  One is reminded of the famous words engraved on the main tomb-stone at Kohima War Cemetery & Memorial, India  where Indian and British troops though outnumbered 10 to 1, fought with glory in finally halting the invasion of India by the Japanese forces in April-May 1944. The Battles of Kohima & Imphal have been voted as Britain’s Greatest Battle by a contest organized by their National Army Museum in April 2013, beating other important ones like Normandy landing and Battle of Waterloo.

Many of the 5782 young Indian men who died on Italian soil were in their late teens. These men fought and died for a cause – the cause of Liberty, apart from upholding the glorious traditions of the Indian Army. The story of their bravery and sacrifice is still talked about in the Italian cities and quaint villages that they helped to liberate.

  It is our bonded duty to remember these brave sons of India who sacrificed their lives, and thank them for making our tomorrow possible. The least we can do is to pause for a minute and remember them.
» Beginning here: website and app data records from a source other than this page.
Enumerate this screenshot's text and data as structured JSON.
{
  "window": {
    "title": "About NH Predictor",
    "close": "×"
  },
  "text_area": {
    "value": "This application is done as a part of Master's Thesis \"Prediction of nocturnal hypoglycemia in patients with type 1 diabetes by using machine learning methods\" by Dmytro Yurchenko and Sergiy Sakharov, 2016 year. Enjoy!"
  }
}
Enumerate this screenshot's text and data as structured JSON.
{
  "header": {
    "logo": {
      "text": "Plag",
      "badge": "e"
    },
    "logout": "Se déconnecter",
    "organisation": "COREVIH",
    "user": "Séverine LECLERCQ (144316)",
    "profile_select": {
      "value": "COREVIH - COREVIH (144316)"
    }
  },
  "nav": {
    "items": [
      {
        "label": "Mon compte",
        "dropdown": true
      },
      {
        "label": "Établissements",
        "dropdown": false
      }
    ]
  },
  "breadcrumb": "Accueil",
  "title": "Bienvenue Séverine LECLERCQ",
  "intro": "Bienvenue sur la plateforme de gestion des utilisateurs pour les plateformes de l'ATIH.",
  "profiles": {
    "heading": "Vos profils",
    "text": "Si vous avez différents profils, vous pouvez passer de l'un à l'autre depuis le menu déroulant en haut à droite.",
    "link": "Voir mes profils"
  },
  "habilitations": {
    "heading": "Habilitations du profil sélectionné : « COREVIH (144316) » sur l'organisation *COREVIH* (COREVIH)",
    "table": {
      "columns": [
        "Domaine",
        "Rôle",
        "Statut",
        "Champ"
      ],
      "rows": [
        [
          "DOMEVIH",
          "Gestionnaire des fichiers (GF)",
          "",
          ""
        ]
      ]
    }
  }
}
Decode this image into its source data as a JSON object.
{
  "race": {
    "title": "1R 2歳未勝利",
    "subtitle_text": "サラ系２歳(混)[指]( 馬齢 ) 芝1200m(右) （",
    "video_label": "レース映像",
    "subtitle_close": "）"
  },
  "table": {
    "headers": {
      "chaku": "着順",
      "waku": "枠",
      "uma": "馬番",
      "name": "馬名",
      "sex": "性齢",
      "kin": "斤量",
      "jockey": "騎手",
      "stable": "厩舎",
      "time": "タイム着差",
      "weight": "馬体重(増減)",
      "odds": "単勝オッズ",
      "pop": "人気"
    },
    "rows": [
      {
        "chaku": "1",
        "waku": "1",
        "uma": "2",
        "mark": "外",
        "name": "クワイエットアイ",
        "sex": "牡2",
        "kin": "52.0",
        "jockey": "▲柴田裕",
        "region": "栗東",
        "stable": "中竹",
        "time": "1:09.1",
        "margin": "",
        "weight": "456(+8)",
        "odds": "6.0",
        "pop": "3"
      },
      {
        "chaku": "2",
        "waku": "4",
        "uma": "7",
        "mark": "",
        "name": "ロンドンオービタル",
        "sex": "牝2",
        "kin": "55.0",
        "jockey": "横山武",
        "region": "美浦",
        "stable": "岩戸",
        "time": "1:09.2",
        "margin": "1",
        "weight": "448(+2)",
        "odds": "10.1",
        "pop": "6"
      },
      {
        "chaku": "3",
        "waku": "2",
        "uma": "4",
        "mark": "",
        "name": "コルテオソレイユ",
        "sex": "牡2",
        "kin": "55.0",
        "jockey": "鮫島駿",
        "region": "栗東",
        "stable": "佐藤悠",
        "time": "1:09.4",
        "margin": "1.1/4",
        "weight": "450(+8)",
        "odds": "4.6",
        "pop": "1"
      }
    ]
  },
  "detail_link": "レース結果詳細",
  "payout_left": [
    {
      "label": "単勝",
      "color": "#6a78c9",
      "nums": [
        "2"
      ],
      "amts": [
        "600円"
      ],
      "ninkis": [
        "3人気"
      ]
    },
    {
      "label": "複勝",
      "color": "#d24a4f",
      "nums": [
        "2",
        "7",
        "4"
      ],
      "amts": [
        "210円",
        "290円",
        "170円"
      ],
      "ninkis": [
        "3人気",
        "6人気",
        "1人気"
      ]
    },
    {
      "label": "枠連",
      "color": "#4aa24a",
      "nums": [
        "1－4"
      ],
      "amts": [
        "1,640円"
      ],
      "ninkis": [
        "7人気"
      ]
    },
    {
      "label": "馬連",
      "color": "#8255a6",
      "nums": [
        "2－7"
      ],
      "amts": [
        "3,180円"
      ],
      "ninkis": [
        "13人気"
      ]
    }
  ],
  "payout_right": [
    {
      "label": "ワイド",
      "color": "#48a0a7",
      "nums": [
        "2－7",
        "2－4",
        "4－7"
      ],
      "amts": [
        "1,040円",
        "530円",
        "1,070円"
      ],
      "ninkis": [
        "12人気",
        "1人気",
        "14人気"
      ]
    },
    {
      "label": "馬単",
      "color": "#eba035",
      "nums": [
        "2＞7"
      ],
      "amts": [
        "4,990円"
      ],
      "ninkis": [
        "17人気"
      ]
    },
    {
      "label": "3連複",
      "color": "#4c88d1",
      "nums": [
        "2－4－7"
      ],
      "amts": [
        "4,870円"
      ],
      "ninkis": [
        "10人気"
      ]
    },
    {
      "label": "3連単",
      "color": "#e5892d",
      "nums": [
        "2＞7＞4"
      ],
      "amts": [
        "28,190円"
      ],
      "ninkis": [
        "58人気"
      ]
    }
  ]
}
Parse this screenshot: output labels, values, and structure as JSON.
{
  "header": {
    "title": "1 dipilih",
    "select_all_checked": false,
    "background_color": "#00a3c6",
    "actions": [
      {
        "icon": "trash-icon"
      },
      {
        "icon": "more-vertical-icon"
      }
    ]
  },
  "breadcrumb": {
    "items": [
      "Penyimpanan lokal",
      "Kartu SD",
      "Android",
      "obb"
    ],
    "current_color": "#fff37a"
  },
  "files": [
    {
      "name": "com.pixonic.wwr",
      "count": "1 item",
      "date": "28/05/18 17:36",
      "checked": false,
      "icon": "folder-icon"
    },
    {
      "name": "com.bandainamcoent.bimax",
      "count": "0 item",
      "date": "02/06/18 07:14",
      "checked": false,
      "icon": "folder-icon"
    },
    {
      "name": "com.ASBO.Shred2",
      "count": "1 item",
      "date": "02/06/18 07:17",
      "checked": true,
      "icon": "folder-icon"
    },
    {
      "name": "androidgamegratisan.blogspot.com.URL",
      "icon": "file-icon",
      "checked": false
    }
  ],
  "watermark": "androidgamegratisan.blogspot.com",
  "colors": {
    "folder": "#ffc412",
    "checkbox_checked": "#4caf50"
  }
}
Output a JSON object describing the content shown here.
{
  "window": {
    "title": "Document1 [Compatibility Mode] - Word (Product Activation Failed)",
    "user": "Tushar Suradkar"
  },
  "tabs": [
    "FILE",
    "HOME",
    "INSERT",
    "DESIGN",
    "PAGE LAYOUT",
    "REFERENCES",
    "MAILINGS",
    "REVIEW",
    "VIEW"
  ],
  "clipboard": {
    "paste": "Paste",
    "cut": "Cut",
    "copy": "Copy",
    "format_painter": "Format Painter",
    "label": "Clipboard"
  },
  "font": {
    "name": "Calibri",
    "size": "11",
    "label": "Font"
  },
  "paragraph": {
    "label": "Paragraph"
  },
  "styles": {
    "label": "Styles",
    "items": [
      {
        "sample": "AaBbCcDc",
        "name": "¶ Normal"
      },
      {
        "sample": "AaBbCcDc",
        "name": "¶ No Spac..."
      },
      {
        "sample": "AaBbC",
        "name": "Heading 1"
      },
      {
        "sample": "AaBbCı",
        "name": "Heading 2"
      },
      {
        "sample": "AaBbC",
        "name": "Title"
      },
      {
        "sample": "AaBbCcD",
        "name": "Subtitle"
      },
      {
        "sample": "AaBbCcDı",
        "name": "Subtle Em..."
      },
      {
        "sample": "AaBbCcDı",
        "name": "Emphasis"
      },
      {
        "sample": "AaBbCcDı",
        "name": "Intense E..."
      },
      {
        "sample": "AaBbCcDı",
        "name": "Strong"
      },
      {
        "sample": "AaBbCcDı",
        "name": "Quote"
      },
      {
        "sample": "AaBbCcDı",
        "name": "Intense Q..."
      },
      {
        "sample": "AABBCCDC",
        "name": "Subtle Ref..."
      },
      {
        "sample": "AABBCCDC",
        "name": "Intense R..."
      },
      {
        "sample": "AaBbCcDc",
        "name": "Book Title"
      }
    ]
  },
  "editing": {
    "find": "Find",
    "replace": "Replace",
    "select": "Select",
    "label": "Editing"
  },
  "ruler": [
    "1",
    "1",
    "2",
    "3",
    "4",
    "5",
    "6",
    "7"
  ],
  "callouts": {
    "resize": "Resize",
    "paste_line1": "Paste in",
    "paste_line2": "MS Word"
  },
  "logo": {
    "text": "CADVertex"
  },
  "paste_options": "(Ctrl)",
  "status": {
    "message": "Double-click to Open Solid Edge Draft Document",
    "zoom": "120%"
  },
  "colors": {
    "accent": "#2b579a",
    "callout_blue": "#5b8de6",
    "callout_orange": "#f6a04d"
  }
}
They shall never be forgotten.

  Col (Retd) Vijay Yeshvant Gidh, VSM



 

WAR CEMETERIES COMMEMORATING INDIAN  MARTYRS

  A TRIBUTE TO THE YOUNG INDIAN SOLDIERS   WHO FOUGHT WITH BRAVERY   AWAY FROM HOME 

  5782 INDIAN SOLDIERS GAVE THE SUPREME SACRIFICE OF THEIR LIVES, THEY ARE COMMEMORATED IN 36 WAR CEMETERIES & 4 WAR MEMORIALS IN ITALY; CASSINO, SANGRO, FORLI INDIAN ARMY WAR CEMETERY & RIMINI GURKHA WAR CEMETERY BEING MAIN ONES.

  CASSINO CONTAINS 431 GRAVES & 1438 COMMEMORATIONS, INCLUDES MAJORITY OF THOSE KILLED DURING THE BATTLES OF MONTE CASSINO. THE CEMETERY’s TWO MAJOR STRUCTURES -MEMORIALS & ORIGINAL REGISTER BOX ARE IN INDIAN STYLE.

  FORLI INDIAN WAR CEMETERY COMMEMORATES TROOPS KILLED DURING BREACHING OF GOTHIC LINE. IT CONTAINS 493 BURIALS, WHILE THE CREMATION MEMORIAL COMMEMORATES 769 PERSONS.



THE 8TH INDIAN INFANTRY DIVISION WAR SONG

  O bury me at Cassino 

  My duty to England is done

  And when you get back to Blighty

  And you are drinking your Whisky and Rum

  Remember the old Indian soldier

  When the war he fought has been won!

-  Indian 8th Infantry Division War Song from the WW II Italian Campaign